Emp1 (my employer based in Edison NJ) -> Emp2 (vendor in TX) -> Emp3 (IT services Implementation partner, Sunnyvale CA) -> Emp4 (end client where I work, Sunnyvale CA). Emp1 (based on Edison, NJ) holds my H1b and I am working with my client Em...
There are two issues here:
1) Whether whatever you signed will be a bar to transferring your H1B or result in some sort of amount due to EMP1. For this I think you need to contact an immigration attorney, probably whoever is going to help you transfer you h1B. And,
2) Whether you can be prevented from moving to a new employer: In California Law the answer is almost certainly that you cannot be prevented from changing your place of work. However, you do need to comply with trade secrets restrictions. Note that if your employment agreement provides for the application of New Jersey law and forum, this could create a problem of conflict of law.
I heard that wage claims for unpaid overtime could be enlarged by one hour of minimum wage for every hour that was not properly paid. When does this penalty apply? What is the statute that provides this benefit?
There are many penalties and premium wages in the California Labor code, but that is not one of them. For example Labor Code section 203 provides for 1 day of wages as a penalty for each day after termination that you do not get your full, final paycheck up to 30 days of wages Minimum wage violations have a double damages provision, which is probably what you are thinking of.See question
First and foremost I was fired while on disability from a drunk driver where I ended up with 2 herniated disc's in my neck. My ex company had under 50 employees so they told me I wasn't covered under fmla. Long story short I have been unable to ge...
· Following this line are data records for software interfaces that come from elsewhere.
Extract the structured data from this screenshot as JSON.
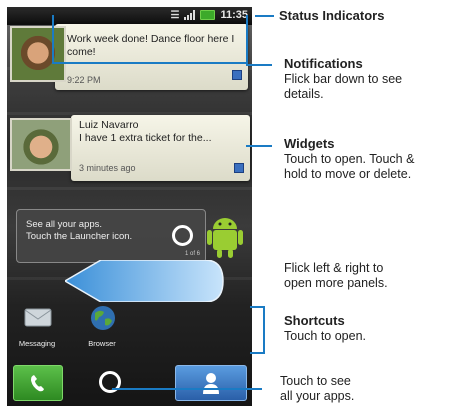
{
  "status_bar": {
    "time": "11:35"
  },
  "notifications": {
    "card1": {
      "message": "Work week done! Dance floor here I come!",
      "time": "9:22 PM"
    },
    "card2": {
      "name": "Luiz Navarro",
      "message": "I have 1 extra ticket for the...",
      "time": "3 minutes ago"
    }
  },
  "launcher_hint": {
    "line1": "See all your apps.",
    "line2": "Touch the Launcher icon.",
    "page_indicator": "1 of 6"
  },
  "shortcuts": {
    "messaging": "Messaging",
    "browser": "Browser"
  },
  "callouts": {
    "status": {
      "title": "Status Indicators"
    },
    "notifications": {
      "title": "Notifications",
      "line1": "Flick bar down to see",
      "line2": "details."
    },
    "widgets": {
      "title": "Widgets",
      "line1": "Touch to open. Touch &",
      "line2": "hold to move or delete."
    },
    "panels": {
      "line1": "Flick left & right to",
      "line2": "open more panels."
    },
    "shortcuts": {
      "title": "Shortcuts",
      "line1": "Touch to open."
    },
    "launcher": {
      "line1": "Touch to see",
      "line2": "all your apps."
    }
  },
  "colors": {
    "callout_line": "#1a7bc4",
    "phone_button": "#3a9c2e",
    "contacts_button": "#2f6fc0"
  }
}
It is likely that you have a viable claim of disability discrimination, but more information is needed to determine that. In California, companies with 5 or more employees are required to give you a finite leave of absence to recover from disability and to work with you (called an "interactive process") to see if you can come back with accommodations. Depending on the length of your leave and the severity of your limitations, it's likely they did not respect your rights. The after the fact "interactive process form is probably a CYA attempt - and a pretty lame one at that! You should contact an attorney experienced in disability discrimination at work to get a complete evaluation of your case.See question
California statute of limitation on employment discrimination and termination
one year and two years, respectively.See question
and chest pain. constant going to bed late and waking up a couple hours later for work or daily activities, now the company let me go today and i have tole them the reason for mis haps, what can i do?
I agree that the initial question is exemption. I do NOT agree that you should simply look for another job!
By default, all California employees are entitled to be paid overtime pay for every hour over 40 worked in a week. Only certain types of employees can be properly treated as salaried. The law sets the standards for these "exemptions" and is fairly rigorous. It is the employer's burden to prove you were exempt. If you told us more about your job and what you actually did during your working days (and nights), then we could provide a closer opinion on this issue. Either way, you should consult with an employee-side employment attorney to review your termination, there may have been other legal irregularities with your termination that only an attorney specialized in this area (and in California law) will be able to identify. For example, you may have been entitled to some accommodation for your illness. Good luck!See question